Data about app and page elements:
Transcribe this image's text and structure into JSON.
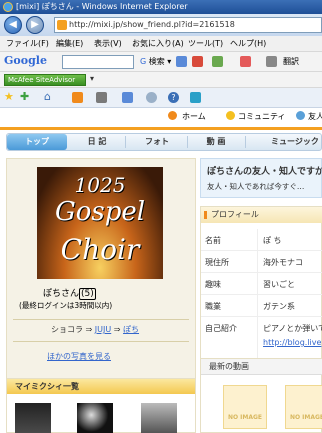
{
  "window": {
    "title": "[mixi] ぽちさん - Windows Internet Explorer"
  },
  "address": {
    "url": "http://mixi.jp/show_friend.pl?id=2161518"
  },
  "menu": [
    "ファイル(F)",
    "編集(E)",
    "表示(V)",
    "お気に入り(A)",
    "ツール(T)",
    "ヘルプ(H)"
  ],
  "google": {
    "logo": "Google",
    "search_label": "検索",
    "translate_label": "翻訳"
  },
  "mcafee": {
    "label": "McAfee SiteAdvisor"
  },
  "site_nav": {
    "home": "ホーム",
    "community": "コミュニティ",
    "friends": "友人"
  },
  "tabs": [
    {
      "label": "トップ",
      "active": true
    },
    {
      "label": "日 記",
      "active": false
    },
    {
      "label": "フォト",
      "active": false
    },
    {
      "label": "動 画",
      "active": false
    },
    {
      "label": "ミュージック",
      "active": false
    }
  ],
  "photo": {
    "line1": "1025",
    "line2": "Gospel",
    "line3": "Choir"
  },
  "user": {
    "name_prefix": "ぽちさん",
    "name_box": "(5)",
    "last_login": "(最終ログインは3時間以内)"
  },
  "chain": {
    "a": "ショコラ",
    "b": "JUJU",
    "c": "ぽち",
    "sep": "⇒"
  },
  "more_photos": "ほかの写真を見る",
  "mymixi": {
    "title": "マイミクシィ一覧"
  },
  "friend_intro": {
    "title": "ぽちさんの友人・知人ですか",
    "sub": "友人・知人であれば今すぐ…"
  },
  "profile": {
    "header": "プロフィール",
    "rows": [
      {
        "label": "名前",
        "value": "ぽ ち"
      },
      {
        "label": "現住所",
        "value": "海外モナコ"
      },
      {
        "label": "趣味",
        "value": "習いごと"
      },
      {
        "label": "職業",
        "value": "ガテン系"
      },
      {
        "label": "自己紹介",
        "value": "ピアノとか弾いて"
      }
    ],
    "link": "http://blog.live"
  },
  "videos": {
    "header": "最新の動画",
    "noimage": "NO IMAGE"
  }
}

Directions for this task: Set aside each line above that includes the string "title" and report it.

Solution to this task:
    "title": "[mixi] ぽちさん - Windows Internet Explorer"
    "title": "マイミクシィ一覧"
    "title": "ぽちさんの友人・知人ですか",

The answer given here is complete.